Josie Dunne w/ Max Subar
August 12, 2018
Words & Photos by Nina Tadic
At age 21, most people fall into a few categories – full time student, full time employee, or a little of both. What not a lot of people fall into is being a signed, touring, phenomenal musician. This is where Miss Josie Dunne comes into play. On August 12, the pop singer and more-than-likely soon-to-be star performed a sold out hometown show at Lincoln Hall in Chicago.
Those who have experience Lincoln Hall know that it is small and cool, a warm bar out front and then an intimate back room for shows, holding about 500 people. The Hall holds a lot of sold-out performances, but never with an audience as diverse as Miss Dunne’s.
Walking into the room on a Sunday night in August, one would expect to find a vast majority of twenty and thirty-somethings, hipsters and cool people draping the room, drinks in hand, leaning on the brick walls. Instead, for Dunne’s performance, it seemed like a little bit of every piece of Chicago turned out. The front row was draped with children and teenagers ranging from about age seven to age fifteen, and every single one of them was in awe the entire night. Looking throughout the rest of the room, there were mothers and daughters and fathers and sons, college-aged guys and girls, grandparents, and everything in between. The most interesting part of this, however, was how consumed everyone in the room was during Dunne’s set.
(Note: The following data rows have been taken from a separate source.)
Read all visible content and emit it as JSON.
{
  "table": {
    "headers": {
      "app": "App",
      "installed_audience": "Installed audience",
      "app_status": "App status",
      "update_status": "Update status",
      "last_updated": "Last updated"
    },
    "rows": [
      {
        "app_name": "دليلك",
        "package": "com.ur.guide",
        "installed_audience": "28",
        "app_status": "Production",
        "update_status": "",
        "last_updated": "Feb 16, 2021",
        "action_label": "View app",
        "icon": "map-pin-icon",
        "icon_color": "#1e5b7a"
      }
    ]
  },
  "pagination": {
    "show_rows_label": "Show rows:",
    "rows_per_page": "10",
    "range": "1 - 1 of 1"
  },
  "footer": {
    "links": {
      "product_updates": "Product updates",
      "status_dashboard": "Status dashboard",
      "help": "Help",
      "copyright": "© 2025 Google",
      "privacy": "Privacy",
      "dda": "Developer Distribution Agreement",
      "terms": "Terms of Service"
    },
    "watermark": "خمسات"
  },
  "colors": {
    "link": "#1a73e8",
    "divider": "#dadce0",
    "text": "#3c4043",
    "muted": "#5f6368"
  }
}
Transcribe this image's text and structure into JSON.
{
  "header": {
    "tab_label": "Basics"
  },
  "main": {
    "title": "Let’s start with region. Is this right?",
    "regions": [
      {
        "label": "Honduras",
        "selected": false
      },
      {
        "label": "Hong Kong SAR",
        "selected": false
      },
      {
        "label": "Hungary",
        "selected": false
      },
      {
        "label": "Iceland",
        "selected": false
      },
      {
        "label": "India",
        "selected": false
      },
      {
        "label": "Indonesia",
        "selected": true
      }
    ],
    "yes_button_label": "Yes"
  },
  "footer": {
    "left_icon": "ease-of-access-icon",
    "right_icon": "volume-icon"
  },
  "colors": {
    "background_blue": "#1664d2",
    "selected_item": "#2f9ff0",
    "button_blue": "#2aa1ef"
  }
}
Seeing the crowd, one would assume Dunne makes some sort of bubblegum pop that is catchy enough to be played on Radio Disney but also B96. This is in some ways true, but in some ways, extremely far-off. When the lights went out and Dunne strolled onstage in a gingham pant and jacket set, the last thing I expected was the soul music she brought with her. Her most recent release To Be The Little Fish was performed in full, and it was more than anyone could have expected. Singing with a bluesy undertone about heartbreak and growing up and everything in between, and the ponderings of a young woman in 2018, Dunne had the whole room captivated. She brought her drummer, and a saxophonist, and someone on the keys, and between the three and herself, the music was bopping and moving the crowd all night.
While the crowd was focused on Dunne, however, she was focused more on them than anything else. She even made homemade tee-shirts, each one custom in color and design, and tossed them out into the crowd for her last few songs, a thank you to those who took their time to come see her perform.
Needless to say, the performance was incredible from beginning to end, and unique in both sound and spirit. Needless to say, Miss Josie Dunne’s EP might be called To Be A Little Fish, but she is the farthest thing from one. She made not just a splash, but waves, at her performance, and will more than likely continue to do so as time goes by.